# Problem:
Write out the records that follow exactly. Do not include pictures.

Data about app and page elements:
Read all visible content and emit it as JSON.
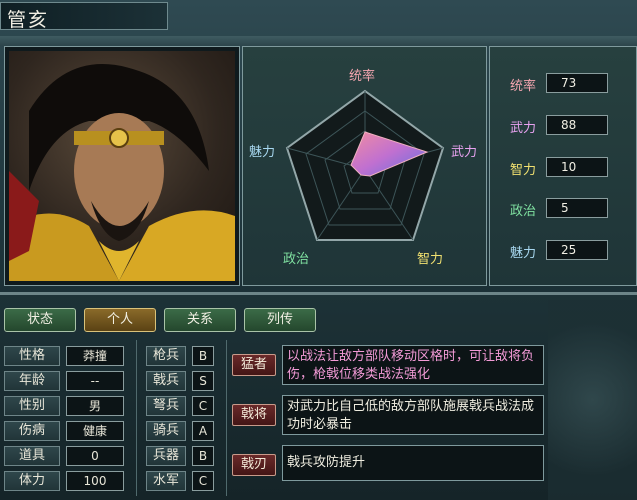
{
  "name": "管亥",
  "radar": {
    "labels": {
      "lead": "统率",
      "war": "武力",
      "int": "智力",
      "pol": "政治",
      "chr": "魅力"
    },
    "colors": {
      "lead": "#f4a6b0",
      "war": "#e8a2f0",
      "int": "#f0e070",
      "pol": "#7fe0a0",
      "chr": "#a8d8f0"
    }
  },
  "stats": [
    {
      "label": "统率",
      "value": "73",
      "color": "#f4a6b0"
    },
    {
      "label": "武力",
      "value": "88",
      "color": "#e8a2f0"
    },
    {
      "label": "智力",
      "value": "10",
      "color": "#f0e070"
    },
    {
      "label": "政治",
      "value": "5",
      "color": "#7fe0a0"
    },
    {
      "label": "魅力",
      "value": "25",
      "color": "#a8d8f0"
    }
  ],
  "tabs": [
    "状态",
    "个人",
    "关系",
    "列传"
  ],
  "active_tab": "个人",
  "profile": [
    {
      "label": "性格",
      "value": "莽撞"
    },
    {
      "label": "年龄",
      "value": "--"
    },
    {
      "label": "性别",
      "value": "男"
    },
    {
      "label": "伤病",
      "value": "健康"
    },
    {
      "label": "道具",
      "value": "0"
    },
    {
      "label": "体力",
      "value": "100"
    }
  ],
  "aptitudes": [
    {
      "label": "枪兵",
      "value": "B"
    },
    {
      "label": "戟兵",
      "value": "S"
    },
    {
      "label": "弩兵",
      "value": "C"
    },
    {
      "label": "骑兵",
      "value": "A"
    },
    {
      "label": "兵器",
      "value": "B"
    },
    {
      "label": "水军",
      "value": "C"
    }
  ],
  "skills": [
    {
      "name": "猛者",
      "desc": "以战法让敌方部队移动区格时，可让敌将负伤，枪戟位移类战法强化",
      "style": "pink"
    },
    {
      "name": "戟将",
      "desc": "对武力比自己低的敌方部队施展戟兵战法成功时必暴击",
      "style": "white"
    },
    {
      "name": "戟刃",
      "desc": "戟兵攻防提升",
      "style": "white"
    }
  ]
}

# Exercise solution:
Read all visible content and emit it as JSON.
{
  "name": "管亥",
  "radar": {
    "labels": {
      "lead": "统率",
      "war": "武力",
      "int": "智力",
      "pol": "政治",
      "chr": "魅力"
    },
    "colors": {
      "lead": "#f4a6b0",
      "war": "#e8a2f0",
      "int": "#f0e070",
      "pol": "#7fe0a0",
      "chr": "#a8d8f0"
    }
  },
  "stats": [
    {
      "label": "统率",
      "value": "73",
      "color": "#f4a6b0"
    },
    {
      "label": "武力",
      "value": "88",
      "color": "#e8a2f0"
    },
    {
      "label": "智力",
      "value": "10",
      "color": "#f0e070"
    },
    {
      "label": "政治",
      "value": "5",
      "color": "#7fe0a0"
    },
    {
      "label": "魅力",
      "value": "25",
      "color": "#a8d8f0"
    }
  ],
  "tabs": [
    "状态",
    "个人",
    "关系",
    "列传"
  ],
  "active_tab": "个人",
  "profile": [
    {
      "label": "性格",
      "value": "莽撞"
    },
    {
      "label": "年龄",
      "value": "--"
    },
    {
      "label": "性别",
      "value": "男"
    },
    {
      "label": "伤病",
      "value": "健康"
    },
    {
      "label": "道具",
      "value": "0"
    },
    {
      "label": "体力",
      "value": "100"
    }
  ],
  "aptitudes": [
    {
      "label": "枪兵",
      "value": "B"
    },
    {
      "label": "戟兵",
      "value": "S"
    },
    {
      "label": "弩兵",
      "value": "C"
    },
    {
      "label": "骑兵",
      "value": "A"
    },
    {
      "label": "兵器",
      "value": "B"
    },
    {
      "label": "水军",
      "value": "C"
    }
  ],
  "skills": [
    {
      "name": "猛者",
      "desc": "以战法让敌方部队移动区格时，可让敌将负伤，枪戟位移类战法强化",
      "style": "pink"
    },
    {
      "name": "戟将",
      "desc": "对武力比自己低的敌方部队施展戟兵战法成功时必暴击",
      "style": "white"
    },
    {
      "name": "戟刃",
      "desc": "戟兵攻防提升",
      "style": "white"
    }
  ]
}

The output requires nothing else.